After Eva’s death, Ophelia has an open conversation with Topsy, in which she admits that she doesn’t love the girl yet, but she’ll work hard to change that. As a result, she wins Topsy over. Topsy becomes a pious, dedicated member of a Christian community in the North, and eventually a missionary.
Miss Ophelia functions in the story to demonstrate that the problem with slavery cannot be blamed on the South alone. The northern states play a part through prejudice, as well as by extraditing slaves through the Fugitive Slave Act. Ophelia also represents one form of religious practice – although she’s genuinely faithful, there’s too much strictness and not enough love in her philosophy.
From Stowe’s perspective, Miss Ophelia represents "the very best of Northern people" who are virtuous and hard working, who always do the right thing and keep a clean conscience but who, when it comes down to it, are kind of harsh and lack love (source, paragraph 51). Ophelia is a Christian, but not Christ-like the way that Tom and Eva are; that’s something she has to work on.
Miss Ophelia’s character also functions in the story in another important way, by demonstrating how slavery threatens women’s household concerns. According to scholar Gillian Brown, the scene where Miss Ophelia tries to set Marie St. Clare’s house in order is pivotal for understanding Stowe’s vision for a "right" universe. In Stowe’s world, slavery was wrong because it was an "outrage" on the family.

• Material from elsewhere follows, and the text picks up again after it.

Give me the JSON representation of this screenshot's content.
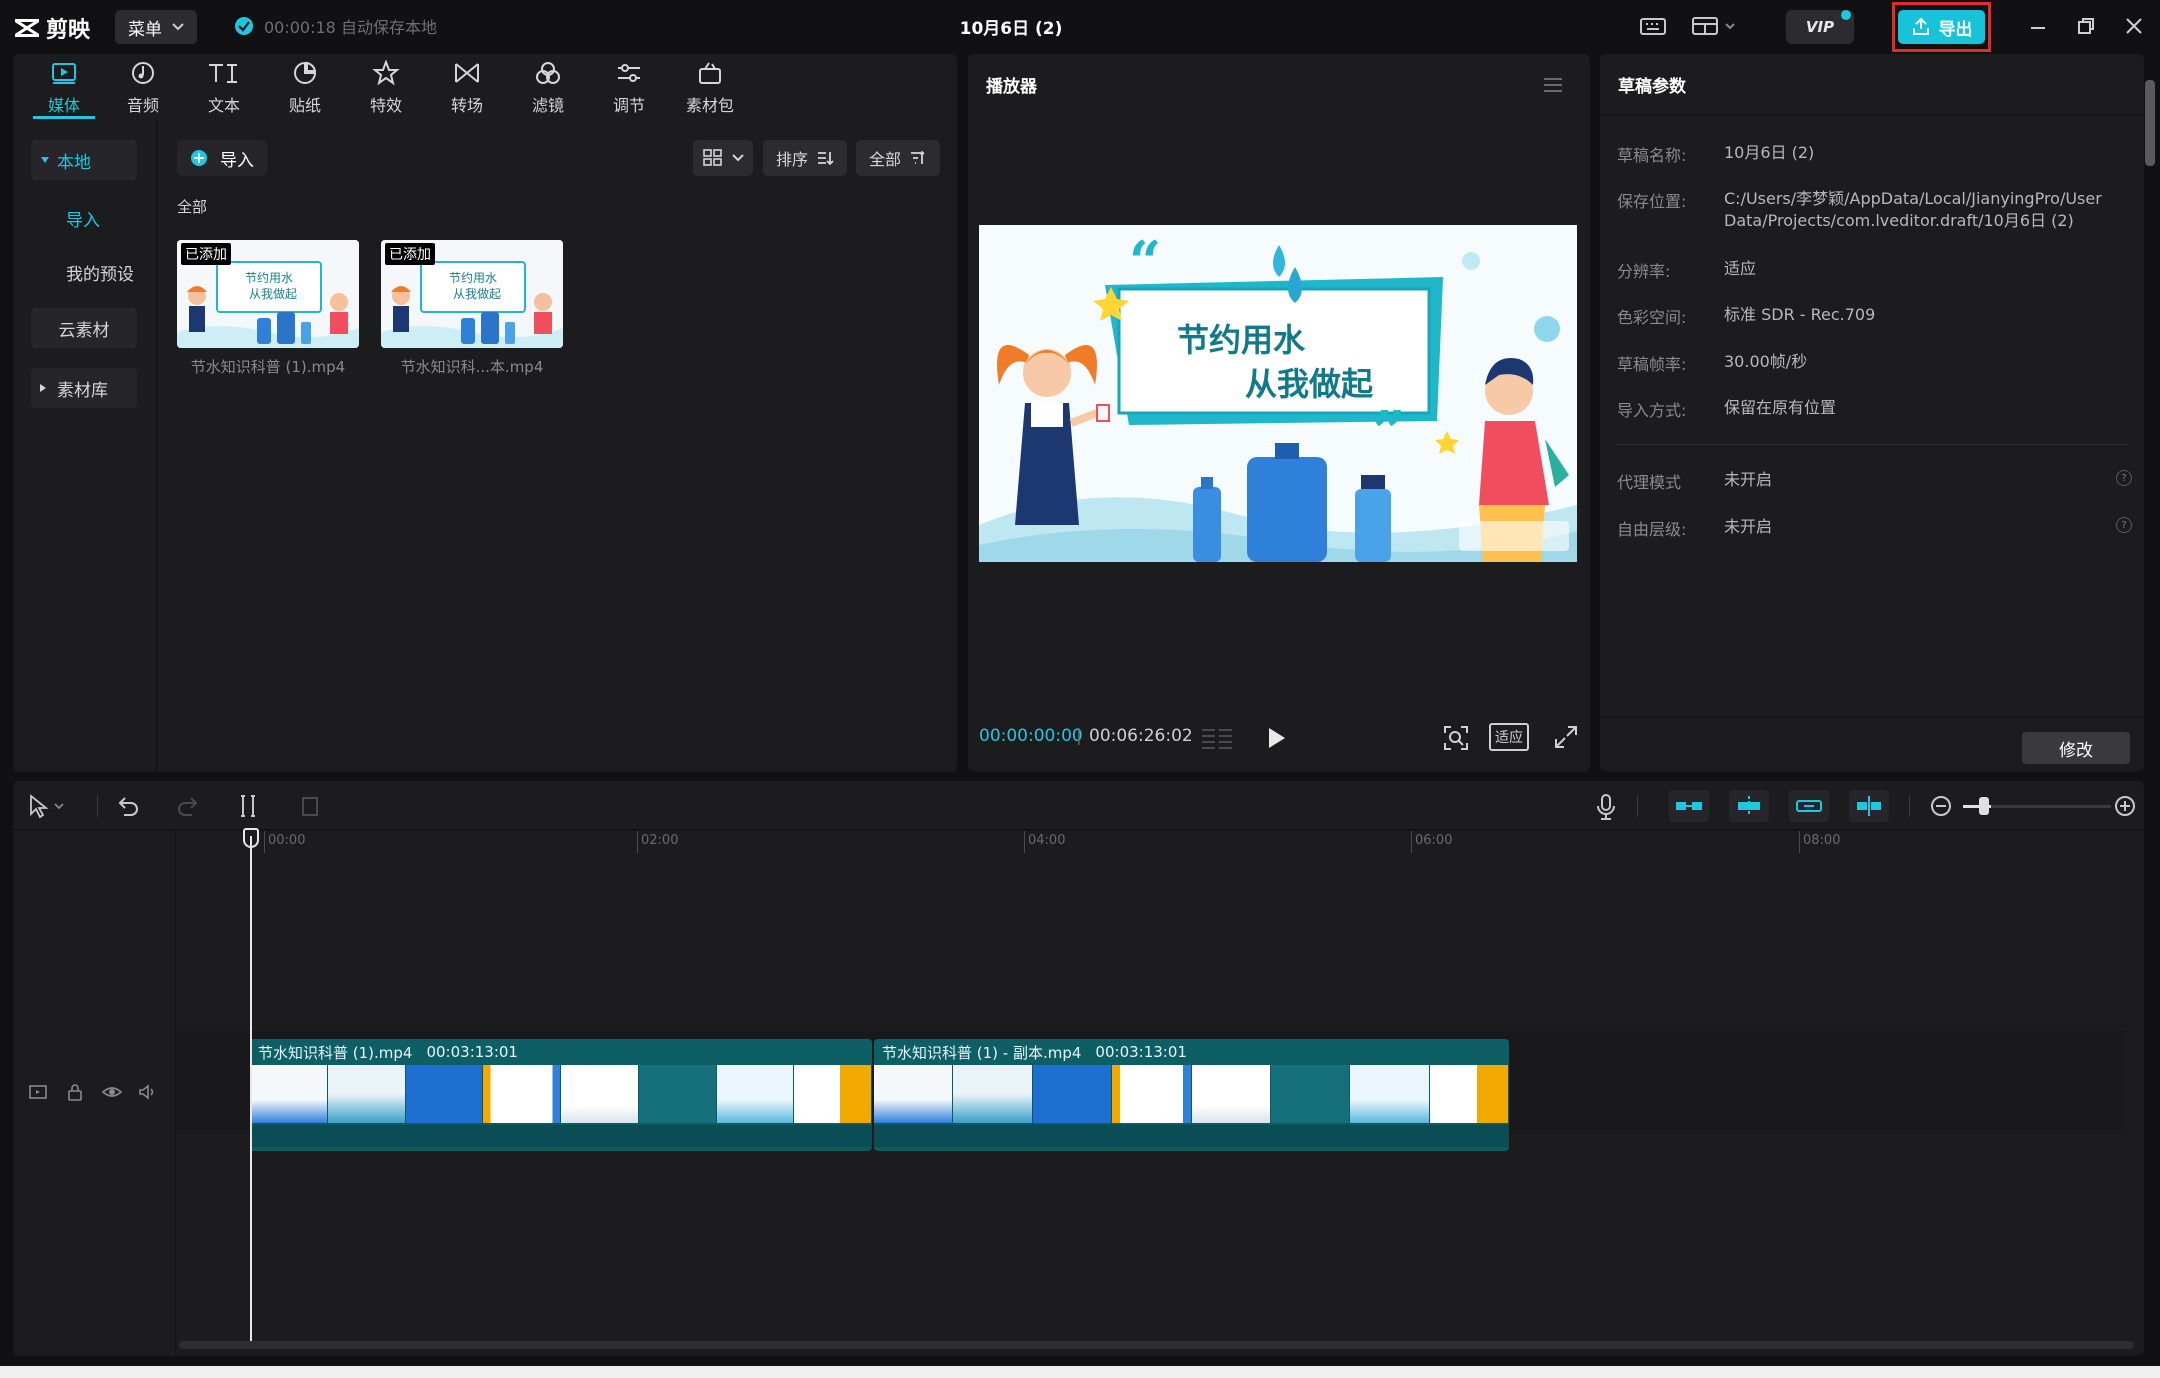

The waste in Dinah’s kitchen offends Miss Ophelia’s sense of a well-ordered household in much the same way that slavery offends her morality. For Ophelia, kitchens become a metaphor for social conditions in the North and South. northern kitchens, in Ophelia’s mind, are pictures of economy and cleanliness – just like the North’s moral stance on slavery. In the South, however, kitchens are disorganized and wasteful – just like slavery, which is ultimately destructive for all who are involved in it. In the character of Miss Ophelia, then, Stowe links the political sphere with the domestic sphere. If only government were more like housekeeping – not just doing chores, but managing household finances and an entire staff – the world would be a better place.